Element data from apps and pages
*****

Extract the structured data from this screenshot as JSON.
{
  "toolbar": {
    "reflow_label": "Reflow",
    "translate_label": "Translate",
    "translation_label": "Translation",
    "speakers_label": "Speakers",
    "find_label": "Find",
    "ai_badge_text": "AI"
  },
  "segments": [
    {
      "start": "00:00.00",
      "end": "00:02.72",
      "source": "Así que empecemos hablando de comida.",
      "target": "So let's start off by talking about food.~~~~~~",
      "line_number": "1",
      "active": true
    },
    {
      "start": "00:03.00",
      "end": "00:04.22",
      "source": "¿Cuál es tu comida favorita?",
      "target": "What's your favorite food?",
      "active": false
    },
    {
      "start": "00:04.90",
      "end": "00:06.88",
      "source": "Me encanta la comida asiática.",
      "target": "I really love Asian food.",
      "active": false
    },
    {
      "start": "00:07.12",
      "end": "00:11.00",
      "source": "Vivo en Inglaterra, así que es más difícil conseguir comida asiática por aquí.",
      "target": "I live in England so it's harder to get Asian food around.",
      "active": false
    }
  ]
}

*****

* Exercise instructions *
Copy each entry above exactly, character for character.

* The completed task *
Extract the structured data from this screenshot as JSON.
{
  "toolbar": {
    "reflow_label": "Reflow",
    "translate_label": "Translate",
    "translation_label": "Translation",
    "speakers_label": "Speakers",
    "find_label": "Find",
    "ai_badge_text": "AI"
  },
  "segments": [
    {
      "start": "00:00.00",
      "end": "00:02.72",
      "source": "Así que empecemos hablando de comida.",
      "target": "So let's start off by talking about food.~~~~~~",
      "line_number": "1",
      "active": true
    },
    {
      "start": "00:03.00",
      "end": "00:04.22",
      "source": "¿Cuál es tu comida favorita?",
      "target": "What's your favorite food?",
      "active": false
    },
    {
      "start": "00:04.90",
      "end": "00:06.88",
      "source": "Me encanta la comida asiática.",
      "target": "I really love Asian food.",
      "active": false
    },
    {
      "start": "00:07.12",
      "end": "00:11.00",
      "source": "Vivo en Inglaterra, así que es más difícil conseguir comida asiática por aquí.",
      "target": "I live in England so it's harder to get Asian food around.",
      "active": false
    }
  ]
}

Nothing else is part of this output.